reason they are doing this is to let the sun bleach the linen white, using
this method makes the linen much stronger and last longer than methods using
bleaching chemicals back then which were quicker but weakened the linen.
I remember as a lad seeing the linen laid out like this but back then we
OLD BLEACH LINEN Co Ltd WINDOW DISPLAY
Although taken many years ago it would not look out of fashion in today's
shop windows. The Old Bleach Linen Co Ltd goods were known not only locally
but world wide and their tablecloths graced all of the Royal Palaces. The
linen was made without any chemicals it was streched out in reams in the fields
to let the sun bleach it naturally, this gave it its sheen and softness. This
was the reason it was eagerly sought after by French Couturiers. In a French
newspaper called The Border Cities Star and dated Dec 26 1934 it stated It
appears that next Spring will find us wearing Irish Old Bleach Linen for street
dresses, evening gowns, morning frocks and cocktail ensembles It was
said that the large parcels of linen, from the nearby Old Bleaching Company
linen mill, were stacked to the ceiling at the post office.The linen made
its way from the mill to the railway station on an electric lorry and on to
destinations all over the world.
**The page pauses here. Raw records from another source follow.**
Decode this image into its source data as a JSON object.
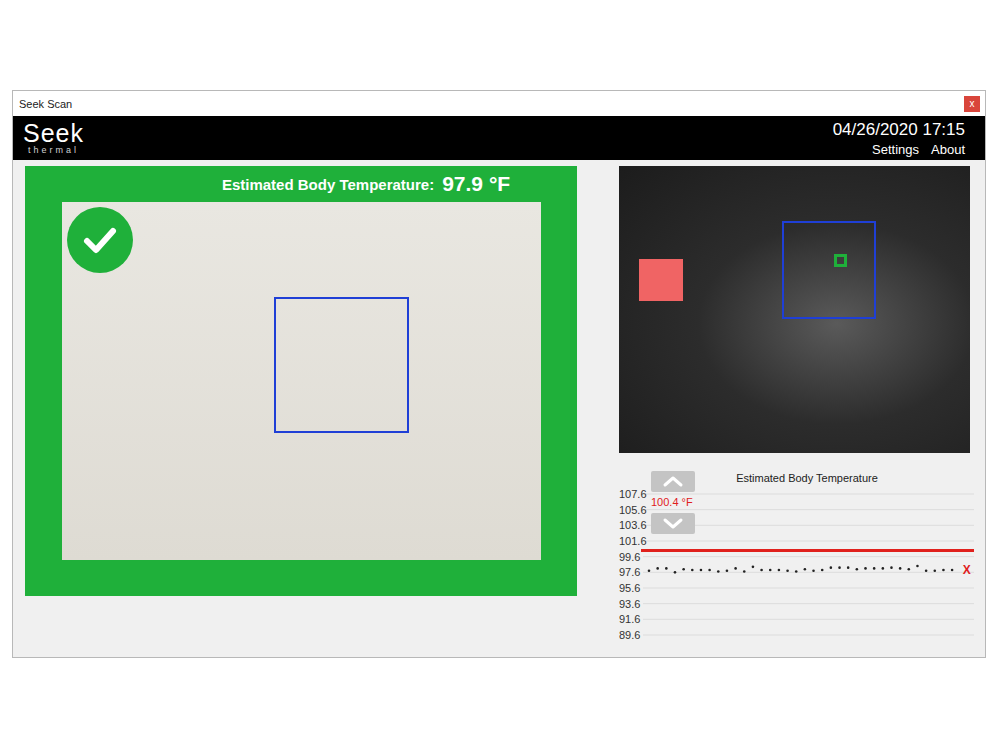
{
  "window": {
    "title": "Seek Scan",
    "close": "x"
  },
  "header": {
    "logo": "Seek",
    "logo_sub": "thermal",
    "datetime": "04/26/2020 17:15",
    "links": [
      "Settings",
      "About"
    ]
  },
  "camera": {
    "label": "Estimated Body Temperature:",
    "reading": "97.9 °F",
    "passed": true
  },
  "chart": {
    "title": "Estimated Body Temperature",
    "ticks": [
      "107.6",
      "105.6",
      "103.6",
      "101.6",
      "99.6",
      "97.6",
      "95.6",
      "93.6",
      "91.6",
      "89.6"
    ],
    "axis_max": 107.6,
    "axis_min": 89.6,
    "threshold": {
      "value": 100.4,
      "label": "100.4 °F"
    },
    "series": [
      97.8,
      98.1,
      98.1,
      97.6,
      98.0,
      97.9,
      97.9,
      97.9,
      97.7,
      97.8,
      98.1,
      97.7,
      98.3,
      97.9,
      97.9,
      97.9,
      97.8,
      97.7,
      98.0,
      97.8,
      97.9,
      98.2,
      98.2,
      98.2,
      98.0,
      98.1,
      98.1,
      98.1,
      98.2,
      98.1,
      98.0,
      98.4,
      97.8,
      97.8,
      97.9,
      97.9
    ],
    "current": {
      "value": 97.9,
      "marker": "X"
    }
  }
}
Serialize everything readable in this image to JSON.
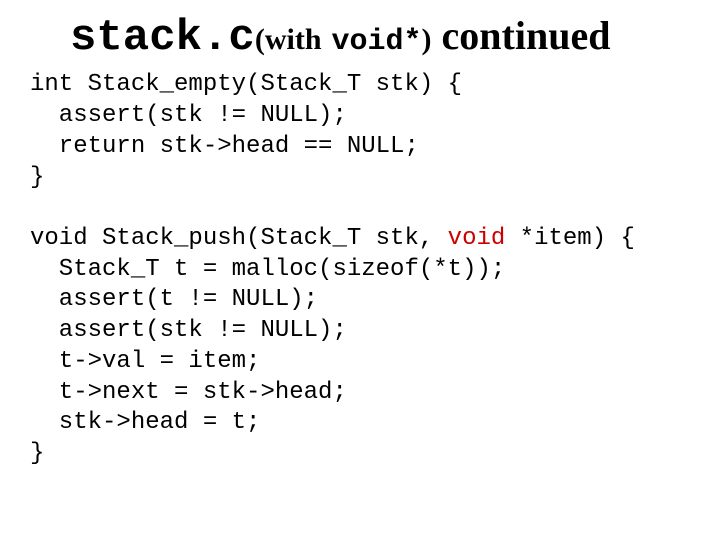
{
  "title": {
    "mono1": "stack.c",
    "paren_open": "(with",
    "mono2": "void*",
    "paren_close": ")",
    "continued": "continued"
  },
  "code": {
    "l01": "int Stack_empty(Stack_T stk) {",
    "l02": "  assert(stk != NULL);",
    "l03": "  return stk->head == NULL;",
    "l04": "}",
    "l05": "",
    "l06a": "void Stack_push(Stack_T stk, ",
    "l06b": "void",
    "l06c": " *item) {",
    "l07": "  Stack_T t = malloc(sizeof(*t));",
    "l08": "  assert(t != NULL);",
    "l09": "  assert(stk != NULL);",
    "l10": "  t->val = item;",
    "l11": "  t->next = stk->head;",
    "l12": "  stk->head = t;",
    "l13": "}"
  }
}
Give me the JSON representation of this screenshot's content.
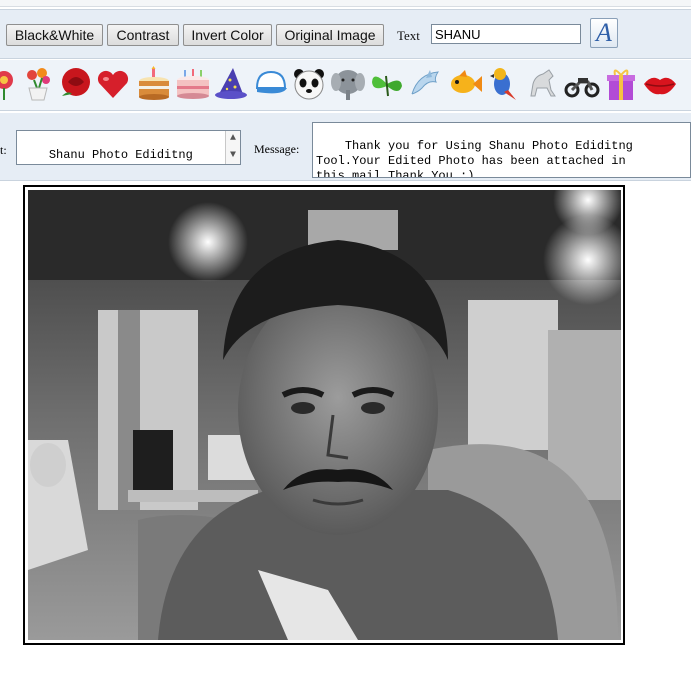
{
  "toolbar": {
    "buttons": [
      "Black&White",
      "Contrast",
      "Invert Color",
      "Original Image"
    ],
    "text_label": "Text",
    "text_value": "SHANU",
    "font_glyph": "A"
  },
  "stickers": [
    "flower-icon",
    "flower-pot-icon",
    "rose-icon",
    "heart-icon",
    "birthday-cake-icon",
    "cake-icon",
    "wizard-hat-icon",
    "cap-icon",
    "panda-icon",
    "elephant-icon",
    "butterfly-icon",
    "dolphin-icon",
    "fish-icon",
    "parrot-icon",
    "horse-icon",
    "motorbike-icon",
    "gift-box-icon",
    "lips-icon"
  ],
  "mail": {
    "subject_label": "t:",
    "subject_value": "Shanu Photo Ediditng\nTool Photo",
    "message_label": "Message:",
    "message_value": "Thank you for Using Shanu Photo Ediditng\nTool.Your Edited Photo has been attached in\nthis mail.Thank You :)"
  }
}
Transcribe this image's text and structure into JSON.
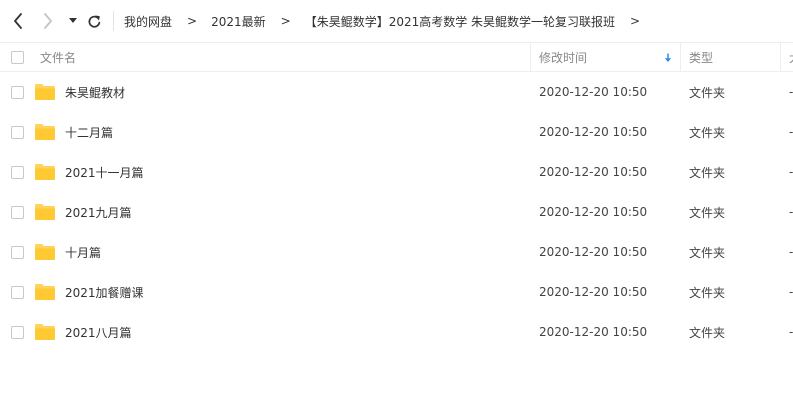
{
  "breadcrumb": {
    "items": [
      "我的网盘",
      "2021最新",
      "【朱昊鲲数学】2021高考数学 朱昊鲲数学一轮复习联报班"
    ],
    "separator": ">"
  },
  "columns": {
    "name": "文件名",
    "modified": "修改时间",
    "type": "类型",
    "size": "大"
  },
  "files": [
    {
      "name": "朱昊鲲教材",
      "modified": "2020-12-20 10:50",
      "type": "文件夹",
      "size": "-"
    },
    {
      "name": "十二月篇",
      "modified": "2020-12-20 10:50",
      "type": "文件夹",
      "size": "-"
    },
    {
      "name": "2021十一月篇",
      "modified": "2020-12-20 10:50",
      "type": "文件夹",
      "size": "-"
    },
    {
      "name": "2021九月篇",
      "modified": "2020-12-20 10:50",
      "type": "文件夹",
      "size": "-"
    },
    {
      "name": "十月篇",
      "modified": "2020-12-20 10:50",
      "type": "文件夹",
      "size": "-"
    },
    {
      "name": "2021加餐赠课",
      "modified": "2020-12-20 10:50",
      "type": "文件夹",
      "size": "-"
    },
    {
      "name": "2021八月篇",
      "modified": "2020-12-20 10:50",
      "type": "文件夹",
      "size": "-"
    }
  ],
  "icons": {
    "back": "arrow-left-icon",
    "forward": "arrow-right-icon",
    "history": "caret-down-icon",
    "refresh": "refresh-icon",
    "sort": "sort-arrow-down-icon",
    "folder": "folder-icon"
  },
  "colors": {
    "folder": "#ffd35c",
    "sort_arrow": "#2a8ff0",
    "forward_disabled": "#c4c4c4"
  }
}
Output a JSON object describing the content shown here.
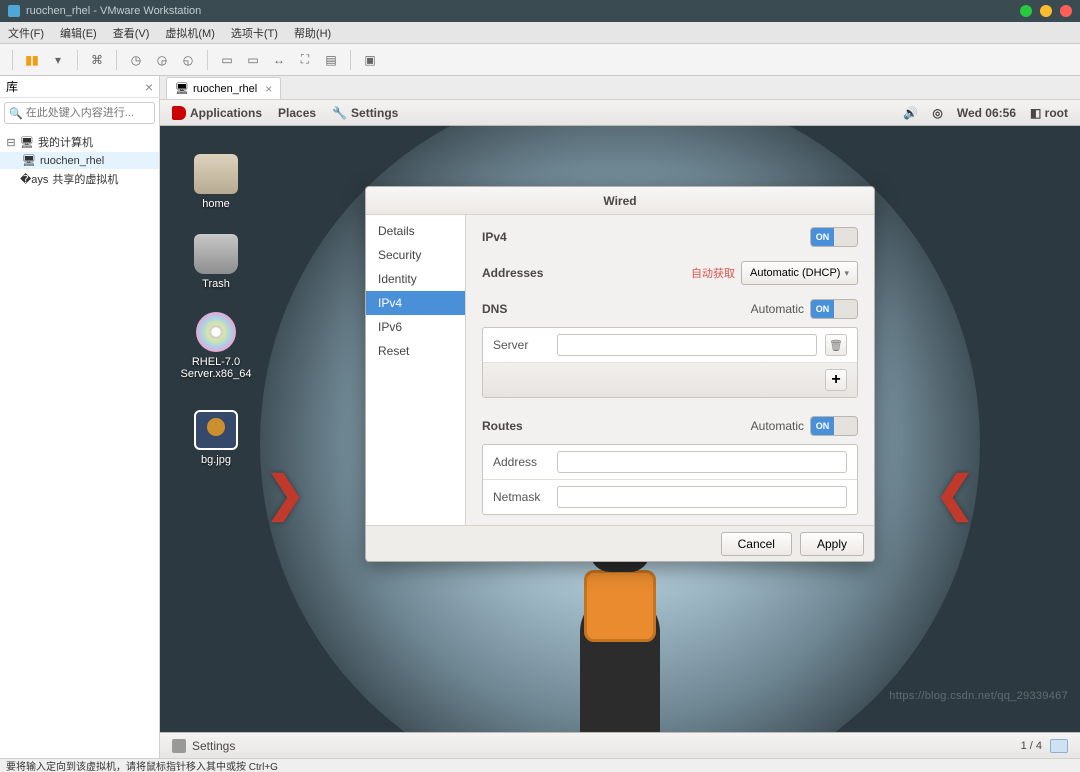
{
  "os_title": "ruochen_rhel - VMware Workstation",
  "menu": {
    "file": "文件(F)",
    "edit": "编辑(E)",
    "view": "查看(V)",
    "vm": "虚拟机(M)",
    "tabs": "选项卡(T)",
    "help": "帮助(H)"
  },
  "library": {
    "header": "库",
    "search_placeholder": "在此处键入内容进行...",
    "root": "我的计算机",
    "child": "ruochen_rhel",
    "shared": "共享的虚拟机"
  },
  "vm_tab": "ruochen_rhel",
  "gnome": {
    "applications": "Applications",
    "places": "Places",
    "settings_app": "Settings",
    "clock": "Wed 06:56",
    "user": "root",
    "bottom_settings": "Settings",
    "pager": "1 / 4"
  },
  "desktop_icons": {
    "home": "home",
    "trash": "Trash",
    "cd": "RHEL-7.0 Server.x86_64",
    "bg": "bg.jpg"
  },
  "dialog": {
    "title": "Wired",
    "side": {
      "details": "Details",
      "security": "Security",
      "identity": "Identity",
      "ipv4": "IPv4",
      "ipv6": "IPv6",
      "reset": "Reset"
    },
    "ipv4_label": "IPv4",
    "addresses_label": "Addresses",
    "addresses_note": "自动获取",
    "addresses_mode": "Automatic (DHCP)",
    "dns_label": "DNS",
    "dns_auto_label": "Automatic",
    "server_label": "Server",
    "routes_label": "Routes",
    "routes_auto_label": "Automatic",
    "address_label": "Address",
    "netmask_label": "Netmask",
    "switch_on": "ON",
    "add_symbol": "+",
    "cancel": "Cancel",
    "apply": "Apply"
  },
  "outer_status": "要将输入定向到该虚拟机，请将鼠标指针移入其中或按 Ctrl+G",
  "watermark": "https://blog.csdn.net/qq_29339467"
}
It was only when cheaper foreign goods came
in they could not compete and the firm sadly closed in 1980.
It's nice to meet up with old friends and these three are no exception having
met up at a convention.
They are from the left Ivor Reynolds BA. BSc.FSDC. C.Co then Ian McKay who
owned a pharmaceutical shop in Magerafelt and finally Jan de Vries, a well
known herbalist in Northern Ireland and had a shop on the Lisburn Road.
OLD BLEACH Co.Ltd 3565
It's the 19th February 1965 and a very prestigious day for Old Bleach Linen
Co Ltd as this was a Royal visit by Princess Alexander who was shown all round
the various departments. The man in the foreground is Ivor Reynolds, Company
Chief Chemist and Manager of the Bleaching, Dyeing and Finishing.
The man in the foreground left is a very young grandfather Ivor Reynolds,
Company Chief Chemist and Manager of the Bleaching, Dyeing and Finishing.
Behind him is G. Byres the Company Secretary, next man with glasses is J.
Moore the General Manager. The rest of the men and lady are unknown.
LORD O'NEILL 659
Standing in front of his car in Randalstown is Arthur
O'Neil who sadly was killed in action during the First World War. At the side
of his car is his chauffeur and, as you can see quite a crowd gathered - including
two police officers! The reason for this may have been that cars were still
a novelty in 1911 when this picture was taken. Certainly the solid rubber
tyres would have made for a bumpy ride.